INSTRUCTIONS TO FOLLOW:
Precise copying is required. Return the data below in full.

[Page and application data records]
BEGIN
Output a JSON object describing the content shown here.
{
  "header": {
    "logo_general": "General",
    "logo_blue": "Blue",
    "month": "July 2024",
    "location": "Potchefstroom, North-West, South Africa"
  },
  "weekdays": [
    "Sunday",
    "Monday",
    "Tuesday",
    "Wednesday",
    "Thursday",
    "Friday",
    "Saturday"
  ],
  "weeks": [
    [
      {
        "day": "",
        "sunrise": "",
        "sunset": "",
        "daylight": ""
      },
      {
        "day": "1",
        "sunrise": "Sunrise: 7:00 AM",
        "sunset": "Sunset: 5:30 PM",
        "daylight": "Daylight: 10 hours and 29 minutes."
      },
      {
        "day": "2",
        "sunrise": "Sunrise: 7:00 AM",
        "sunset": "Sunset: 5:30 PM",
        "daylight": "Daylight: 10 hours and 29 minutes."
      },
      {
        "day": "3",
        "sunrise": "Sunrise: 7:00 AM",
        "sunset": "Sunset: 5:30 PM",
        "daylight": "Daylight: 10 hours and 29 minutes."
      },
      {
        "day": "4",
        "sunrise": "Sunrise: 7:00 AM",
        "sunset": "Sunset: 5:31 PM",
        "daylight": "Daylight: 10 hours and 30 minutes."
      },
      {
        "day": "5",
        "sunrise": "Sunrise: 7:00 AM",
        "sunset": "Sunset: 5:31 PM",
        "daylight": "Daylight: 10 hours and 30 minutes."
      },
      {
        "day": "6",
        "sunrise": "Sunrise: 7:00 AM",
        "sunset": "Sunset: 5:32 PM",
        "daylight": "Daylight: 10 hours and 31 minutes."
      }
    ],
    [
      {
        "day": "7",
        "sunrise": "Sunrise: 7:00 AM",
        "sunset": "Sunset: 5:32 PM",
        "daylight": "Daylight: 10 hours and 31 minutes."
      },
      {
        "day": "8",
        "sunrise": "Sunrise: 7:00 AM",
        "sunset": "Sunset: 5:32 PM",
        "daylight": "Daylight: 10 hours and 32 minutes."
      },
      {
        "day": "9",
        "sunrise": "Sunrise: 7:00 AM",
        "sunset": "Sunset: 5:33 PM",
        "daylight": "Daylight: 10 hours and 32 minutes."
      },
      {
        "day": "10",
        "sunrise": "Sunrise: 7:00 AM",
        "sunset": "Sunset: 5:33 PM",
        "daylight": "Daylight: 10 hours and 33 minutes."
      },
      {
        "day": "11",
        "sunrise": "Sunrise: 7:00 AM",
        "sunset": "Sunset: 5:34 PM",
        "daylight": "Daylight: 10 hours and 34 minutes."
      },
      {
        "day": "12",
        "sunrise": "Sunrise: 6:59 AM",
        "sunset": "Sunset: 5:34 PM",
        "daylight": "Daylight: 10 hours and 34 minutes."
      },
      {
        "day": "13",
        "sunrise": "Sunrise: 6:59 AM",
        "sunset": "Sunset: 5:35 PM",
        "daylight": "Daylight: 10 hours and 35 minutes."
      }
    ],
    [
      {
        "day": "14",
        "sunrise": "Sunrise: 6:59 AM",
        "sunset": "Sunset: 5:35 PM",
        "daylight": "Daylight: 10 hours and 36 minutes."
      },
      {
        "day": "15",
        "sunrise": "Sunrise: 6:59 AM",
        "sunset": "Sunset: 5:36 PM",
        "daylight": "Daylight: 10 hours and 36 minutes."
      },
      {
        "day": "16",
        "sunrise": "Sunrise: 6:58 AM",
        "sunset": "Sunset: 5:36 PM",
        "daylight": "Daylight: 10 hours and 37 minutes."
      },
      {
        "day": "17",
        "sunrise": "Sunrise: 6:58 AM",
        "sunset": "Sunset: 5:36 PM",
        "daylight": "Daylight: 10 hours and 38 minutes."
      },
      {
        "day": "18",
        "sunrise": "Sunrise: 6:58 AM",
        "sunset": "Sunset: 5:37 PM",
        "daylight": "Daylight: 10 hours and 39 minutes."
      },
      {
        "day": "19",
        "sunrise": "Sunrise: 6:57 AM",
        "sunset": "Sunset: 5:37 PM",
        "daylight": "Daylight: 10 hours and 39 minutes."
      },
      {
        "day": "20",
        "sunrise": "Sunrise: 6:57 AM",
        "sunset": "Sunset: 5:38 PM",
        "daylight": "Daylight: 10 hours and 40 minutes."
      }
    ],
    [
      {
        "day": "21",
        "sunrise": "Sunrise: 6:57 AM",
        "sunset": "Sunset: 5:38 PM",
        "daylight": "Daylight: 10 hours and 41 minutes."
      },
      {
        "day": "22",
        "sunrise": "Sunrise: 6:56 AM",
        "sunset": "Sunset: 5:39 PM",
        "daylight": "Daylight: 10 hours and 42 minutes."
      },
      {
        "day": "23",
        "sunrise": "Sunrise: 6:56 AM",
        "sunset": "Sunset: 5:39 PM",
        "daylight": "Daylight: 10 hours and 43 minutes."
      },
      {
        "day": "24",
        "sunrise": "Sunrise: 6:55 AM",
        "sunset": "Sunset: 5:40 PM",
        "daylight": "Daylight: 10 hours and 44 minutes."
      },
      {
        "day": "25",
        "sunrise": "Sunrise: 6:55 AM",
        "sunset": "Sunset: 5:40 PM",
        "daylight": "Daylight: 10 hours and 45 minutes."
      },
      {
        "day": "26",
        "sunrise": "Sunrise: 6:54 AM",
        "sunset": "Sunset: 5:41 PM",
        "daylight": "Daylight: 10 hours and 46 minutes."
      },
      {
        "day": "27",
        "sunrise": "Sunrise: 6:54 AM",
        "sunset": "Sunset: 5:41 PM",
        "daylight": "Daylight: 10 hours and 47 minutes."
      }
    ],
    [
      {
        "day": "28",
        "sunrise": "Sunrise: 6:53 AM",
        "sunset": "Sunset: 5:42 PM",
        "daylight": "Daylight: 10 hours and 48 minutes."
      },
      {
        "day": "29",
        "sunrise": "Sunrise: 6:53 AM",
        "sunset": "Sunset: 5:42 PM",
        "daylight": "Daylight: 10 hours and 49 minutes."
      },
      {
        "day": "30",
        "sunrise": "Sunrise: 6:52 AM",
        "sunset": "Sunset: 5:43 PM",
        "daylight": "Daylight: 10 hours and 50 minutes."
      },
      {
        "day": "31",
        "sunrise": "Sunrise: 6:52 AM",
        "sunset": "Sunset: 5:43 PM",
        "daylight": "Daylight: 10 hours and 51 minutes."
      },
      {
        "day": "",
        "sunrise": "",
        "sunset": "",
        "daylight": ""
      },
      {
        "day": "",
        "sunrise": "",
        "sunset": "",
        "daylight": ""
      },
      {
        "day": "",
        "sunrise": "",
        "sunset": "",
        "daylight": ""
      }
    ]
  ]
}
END
TASK ANSWER:
Output a JSON object describing the content shown here.
{
  "header": {
    "logo_general": "General",
    "logo_blue": "Blue",
    "month": "July 2024",
    "location": "Potchefstroom, North-West, South Africa"
  },
  "weekdays": [
    "Sunday",
    "Monday",
    "Tuesday",
    "Wednesday",
    "Thursday",
    "Friday",
    "Saturday"
  ],
  "weeks": [
    [
      {
        "day": "",
        "sunrise": "",
        "sunset": "",
        "daylight": ""
      },
      {
        "day": "1",
        "sunrise": "Sunrise: 7:00 AM",
        "sunset": "Sunset: 5:30 PM",
        "daylight": "Daylight: 10 hours and 29 minutes."
      },
      {
        "day": "2",
        "sunrise": "Sunrise: 7:00 AM",
        "sunset": "Sunset: 5:30 PM",
        "daylight": "Daylight: 10 hours and 29 minutes."
      },
      {
        "day": "3",
        "sunrise": "Sunrise: 7:00 AM",
        "sunset": "Sunset: 5:30 PM",
        "daylight": "Daylight: 10 hours and 29 minutes."
      },
      {
        "day": "4",
        "sunrise": "Sunrise: 7:00 AM",
        "sunset": "Sunset: 5:31 PM",
        "daylight": "Daylight: 10 hours and 30 minutes."
      },
      {
        "day": "5",
        "sunrise": "Sunrise: 7:00 AM",
        "sunset": "Sunset: 5:31 PM",
        "daylight": "Daylight: 10 hours and 30 minutes."
      },
      {
        "day": "6",
        "sunrise": "Sunrise: 7:00 AM",
        "sunset": "Sunset: 5:32 PM",
        "daylight": "Daylight: 10 hours and 31 minutes."
      }
    ],
    [
      {
        "day": "7",
        "sunrise": "Sunrise: 7:00 AM",
        "sunset": "Sunset: 5:32 PM",
        "daylight": "Daylight: 10 hours and 31 minutes."
      },
      {
        "day": "8",
        "sunrise": "Sunrise: 7:00 AM",
        "sunset": "Sunset: 5:32 PM",
        "daylight": "Daylight: 10 hours and 32 minutes."
      },
      {
        "day": "9",
        "sunrise": "Sunrise: 7:00 AM",
        "sunset": "Sunset: 5:33 PM",
        "daylight": "Daylight: 10 hours and 32 minutes."
      },
      {
        "day": "10",
        "sunrise": "Sunrise: 7:00 AM",
        "sunset": "Sunset: 5:33 PM",
        "daylight": "Daylight: 10 hours and 33 minutes."
      },
      {
        "day": "11",
        "sunrise": "Sunrise: 7:00 AM",
        "sunset": "Sunset: 5:34 PM",
        "daylight": "Daylight: 10 hours and 34 minutes."
      },
      {
        "day": "12",
        "sunrise": "Sunrise: 6:59 AM",
        "sunset": "Sunset: 5:34 PM",
        "daylight": "Daylight: 10 hours and 34 minutes."
      },
      {
        "day": "13",
        "sunrise": "Sunrise: 6:59 AM",
        "sunset": "Sunset: 5:35 PM",
        "daylight": "Daylight: 10 hours and 35 minutes."
      }
    ],
    [
      {
        "day": "14",
        "sunrise": "Sunrise: 6:59 AM",
        "sunset": "Sunset: 5:35 PM",
        "daylight": "Daylight: 10 hours and 36 minutes."
      },
      {
        "day": "15",
        "sunrise": "Sunrise: 6:59 AM",
        "sunset": "Sunset: 5:36 PM",
        "daylight": "Daylight: 10 hours and 36 minutes."
      },
      {
        "day": "16",
        "sunrise": "Sunrise: 6:58 AM",
        "sunset": "Sunset: 5:36 PM",
        "daylight": "Daylight: 10 hours and 37 minutes."
      },
      {
        "day": "17",
        "sunrise": "Sunrise: 6:58 AM",
        "sunset": "Sunset: 5:36 PM",
        "daylight": "Daylight: 10 hours and 38 minutes."
      },
      {
        "day": "18",
        "sunrise": "Sunrise: 6:58 AM",
        "sunset": "Sunset: 5:37 PM",
        "daylight": "Daylight: 10 hours and 39 minutes."
      },
      {
        "day": "19",
        "sunrise": "Sunrise: 6:57 AM",
        "sunset": "Sunset: 5:37 PM",
        "daylight": "Daylight: 10 hours and 39 minutes."
      },
      {
        "day": "20",
        "sunrise": "Sunrise: 6:57 AM",
        "sunset": "Sunset: 5:38 PM",
        "daylight": "Daylight: 10 hours and 40 minutes."
      }
    ],
    [
      {
        "day": "21",
        "sunrise": "Sunrise: 6:57 AM",
        "sunset": "Sunset: 5:38 PM",
        "daylight": "Daylight: 10 hours and 41 minutes."
      },
      {
        "day": "22",
        "sunrise": "Sunrise: 6:56 AM",
        "sunset": "Sunset: 5:39 PM",
        "daylight": "Daylight: 10 hours and 42 minutes."
      },
      {
        "day": "23",
        "sunrise": "Sunrise: 6:56 AM",
        "sunset": "Sunset: 5:39 PM",
        "daylight": "Daylight: 10 hours and 43 minutes."
      },
      {
        "day": "24",
        "sunrise": "Sunrise: 6:55 AM",
        "sunset": "Sunset: 5:40 PM",
        "daylight": "Daylight: 10 hours and 44 minutes."
      },
      {
        "day": "25",
        "sunrise": "Sunrise: 6:55 AM",
        "sunset": "Sunset: 5:40 PM",
        "daylight": "Daylight: 10 hours and 45 minutes."
      },
      {
        "day": "26",
        "sunrise": "Sunrise: 6:54 AM",
        "sunset": "Sunset: 5:41 PM",
        "daylight": "Daylight: 10 hours and 46 minutes."
      },
      {
        "day": "27",
        "sunrise": "Sunrise: 6:54 AM",
        "sunset": "Sunset: 5:41 PM",
        "daylight": "Daylight: 10 hours and 47 minutes."
      }
    ],
    [
      {
        "day": "28",
        "sunrise": "Sunrise: 6:53 AM",
        "sunset": "Sunset: 5:42 PM",
        "daylight": "Daylight: 10 hours and 48 minutes."
      },
      {
        "day": "29",
        "sunrise": "Sunrise: 6:53 AM",
        "sunset": "Sunset: 5:42 PM",
        "daylight": "Daylight: 10 hours and 49 minutes."
      },
      {
        "day": "30",
        "sunrise": "Sunrise: 6:52 AM",
        "sunset": "Sunset: 5:43 PM",
        "daylight": "Daylight: 10 hours and 50 minutes."
      },
      {
        "day": "31",
        "sunrise": "Sunrise: 6:52 AM",
        "sunset": "Sunset: 5:43 PM",
        "daylight": "Daylight: 10 hours and 51 minutes."
      },
      {
        "day": "",
        "sunrise": "",
        "sunset": "",
        "daylight": ""
      },
      {
        "day": "",
        "sunrise": "",
        "sunset": "",
        "daylight": ""
      },
      {
        "day": "",
        "sunrise": "",
        "sunset": "",
        "daylight": ""
      }
    ]
  ]
}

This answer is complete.